__PROMPT__
Please set out each line below exactly as it stands, without the images.

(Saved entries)
________

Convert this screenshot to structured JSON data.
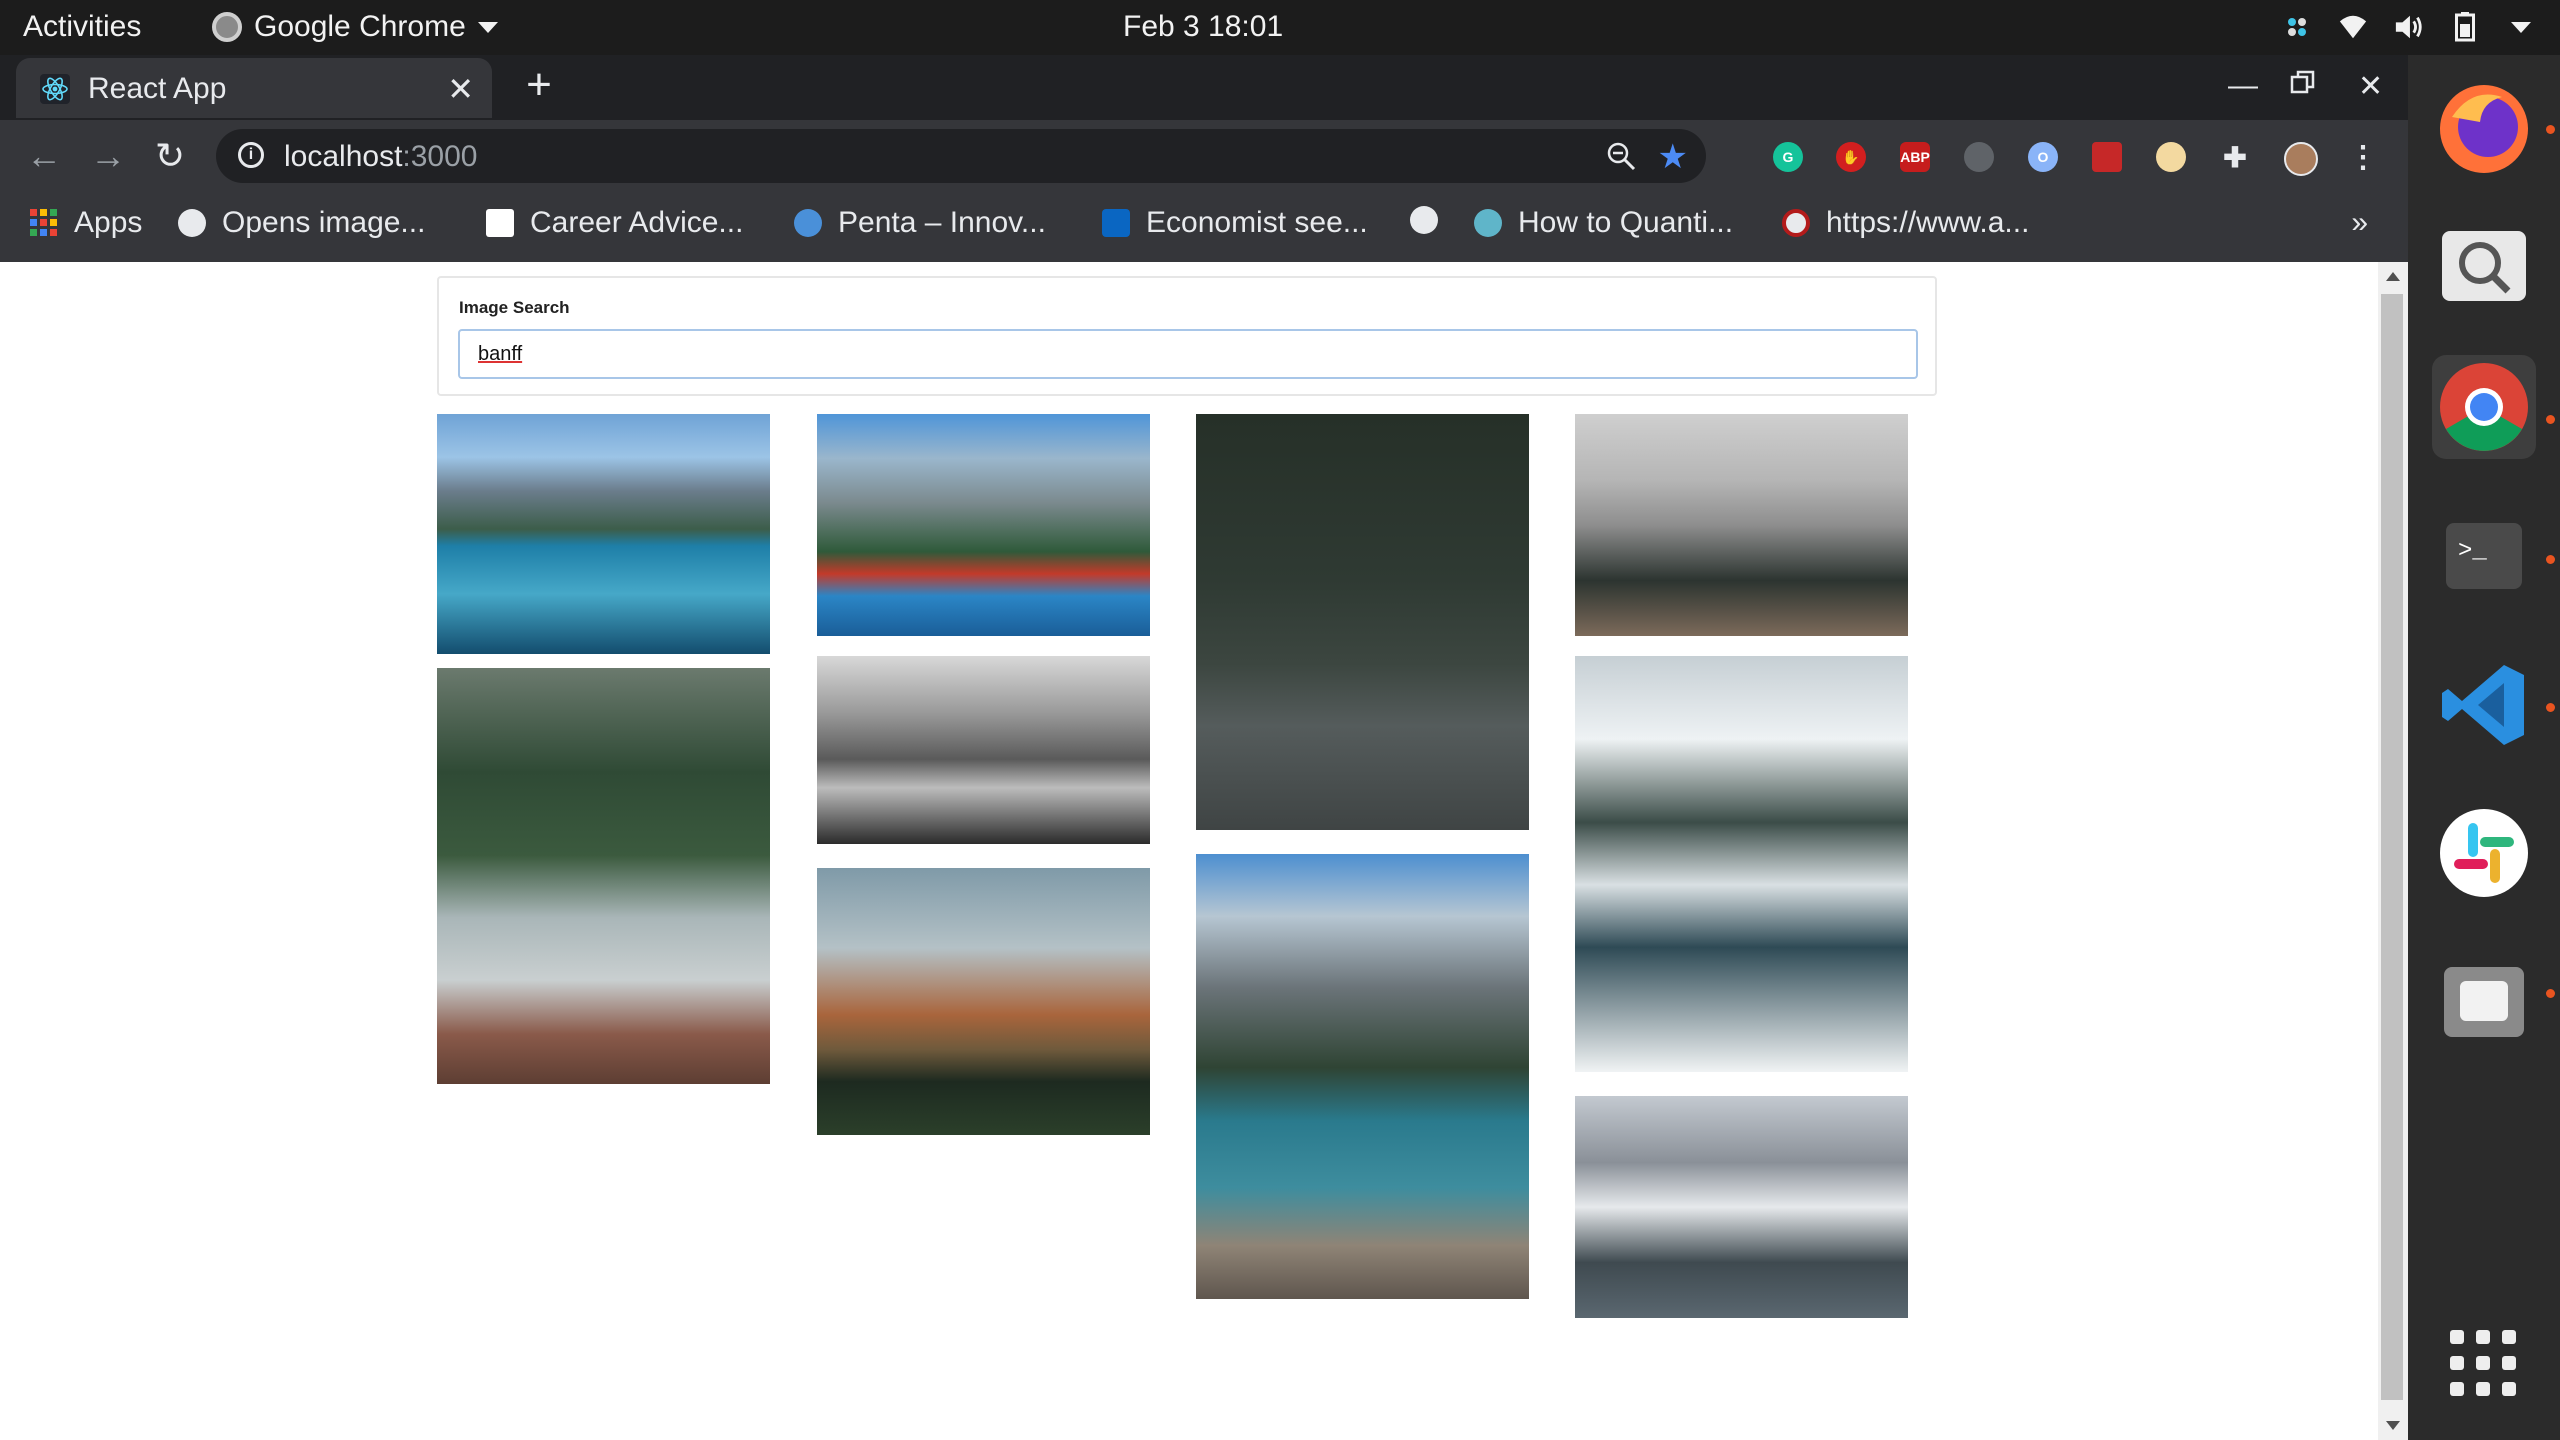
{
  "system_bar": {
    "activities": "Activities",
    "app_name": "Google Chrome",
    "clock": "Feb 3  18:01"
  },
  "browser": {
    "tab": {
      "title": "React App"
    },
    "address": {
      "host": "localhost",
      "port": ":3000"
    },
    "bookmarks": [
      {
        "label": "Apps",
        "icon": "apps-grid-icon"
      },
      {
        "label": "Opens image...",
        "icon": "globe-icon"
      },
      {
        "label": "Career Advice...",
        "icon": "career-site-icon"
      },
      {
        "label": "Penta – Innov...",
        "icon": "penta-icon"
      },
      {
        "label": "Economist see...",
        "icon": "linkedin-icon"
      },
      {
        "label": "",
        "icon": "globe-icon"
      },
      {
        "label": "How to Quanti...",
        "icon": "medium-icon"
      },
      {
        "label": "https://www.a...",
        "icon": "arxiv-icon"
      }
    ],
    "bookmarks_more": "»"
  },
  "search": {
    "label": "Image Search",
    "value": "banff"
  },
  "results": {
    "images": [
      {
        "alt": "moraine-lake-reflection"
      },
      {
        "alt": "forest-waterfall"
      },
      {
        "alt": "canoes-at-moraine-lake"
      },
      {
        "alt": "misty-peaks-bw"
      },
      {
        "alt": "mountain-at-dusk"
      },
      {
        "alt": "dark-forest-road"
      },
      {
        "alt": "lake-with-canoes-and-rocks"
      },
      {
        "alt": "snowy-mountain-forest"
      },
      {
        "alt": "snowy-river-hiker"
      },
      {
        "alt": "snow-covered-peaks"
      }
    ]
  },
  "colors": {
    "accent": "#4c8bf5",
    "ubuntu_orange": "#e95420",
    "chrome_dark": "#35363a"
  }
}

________

__SOLVED PROBLEM__
Convert this screenshot to structured JSON data.
{
  "system_bar": {
    "activities": "Activities",
    "app_name": "Google Chrome",
    "clock": "Feb 3  18:01"
  },
  "browser": {
    "tab": {
      "title": "React App"
    },
    "address": {
      "host": "localhost",
      "port": ":3000"
    },
    "bookmarks": [
      {
        "label": "Apps",
        "icon": "apps-grid-icon"
      },
      {
        "label": "Opens image...",
        "icon": "globe-icon"
      },
      {
        "label": "Career Advice...",
        "icon": "career-site-icon"
      },
      {
        "label": "Penta – Innov...",
        "icon": "penta-icon"
      },
      {
        "label": "Economist see...",
        "icon": "linkedin-icon"
      },
      {
        "label": "",
        "icon": "globe-icon"
      },
      {
        "label": "How to Quanti...",
        "icon": "medium-icon"
      },
      {
        "label": "https://www.a...",
        "icon": "arxiv-icon"
      }
    ],
    "bookmarks_more": "»"
  },
  "search": {
    "label": "Image Search",
    "value": "banff"
  },
  "results": {
    "images": [
      {
        "alt": "moraine-lake-reflection"
      },
      {
        "alt": "forest-waterfall"
      },
      {
        "alt": "canoes-at-moraine-lake"
      },
      {
        "alt": "misty-peaks-bw"
      },
      {
        "alt": "mountain-at-dusk"
      },
      {
        "alt": "dark-forest-road"
      },
      {
        "alt": "lake-with-canoes-and-rocks"
      },
      {
        "alt": "snowy-mountain-forest"
      },
      {
        "alt": "snowy-river-hiker"
      },
      {
        "alt": "snow-covered-peaks"
      }
    ]
  },
  "colors": {
    "accent": "#4c8bf5",
    "ubuntu_orange": "#e95420",
    "chrome_dark": "#35363a"
  }
}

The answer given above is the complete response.